■ **TASK DIRECTIONS**: Pictures are not part of the copy; retype all the records below exactly.
********
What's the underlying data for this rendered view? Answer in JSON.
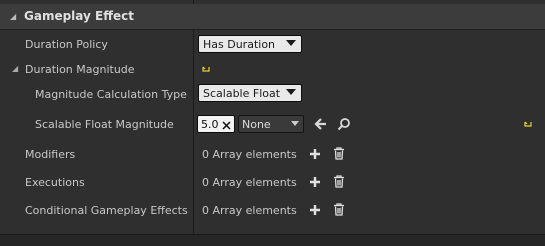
{
  "section": {
    "title": "Gameplay Effect"
  },
  "duration_policy": {
    "label": "Duration Policy",
    "value": "Has Duration"
  },
  "duration_magnitude": {
    "label": "Duration Magnitude"
  },
  "magnitude_calc_type": {
    "label": "Magnitude Calculation Type",
    "value": "Scalable Float"
  },
  "scalable_float": {
    "label": "Scalable Float Magnitude",
    "value": "5.0",
    "curve_value": "None"
  },
  "modifiers": {
    "label": "Modifiers",
    "count_text": "0 Array elements"
  },
  "executions": {
    "label": "Executions",
    "count_text": "0 Array elements"
  },
  "conditional_effects": {
    "label": "Conditional Gameplay Effects",
    "count_text": "0 Array elements"
  },
  "colors": {
    "panel_bg": "#2f2f2f",
    "header_bg": "#3c3c3c",
    "reset_yellow": "#e6d23c",
    "combo_bg": "#e9e9e9"
  }
}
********
■ **RESULT**:
What's the underlying data for this rendered view? Answer in JSON.
{
  "section": {
    "title": "Gameplay Effect"
  },
  "duration_policy": {
    "label": "Duration Policy",
    "value": "Has Duration"
  },
  "duration_magnitude": {
    "label": "Duration Magnitude"
  },
  "magnitude_calc_type": {
    "label": "Magnitude Calculation Type",
    "value": "Scalable Float"
  },
  "scalable_float": {
    "label": "Scalable Float Magnitude",
    "value": "5.0",
    "curve_value": "None"
  },
  "modifiers": {
    "label": "Modifiers",
    "count_text": "0 Array elements"
  },
  "executions": {
    "label": "Executions",
    "count_text": "0 Array elements"
  },
  "conditional_effects": {
    "label": "Conditional Gameplay Effects",
    "count_text": "0 Array elements"
  },
  "colors": {
    "panel_bg": "#2f2f2f",
    "header_bg": "#3c3c3c",
    "reset_yellow": "#e6d23c",
    "combo_bg": "#e9e9e9"
  }
}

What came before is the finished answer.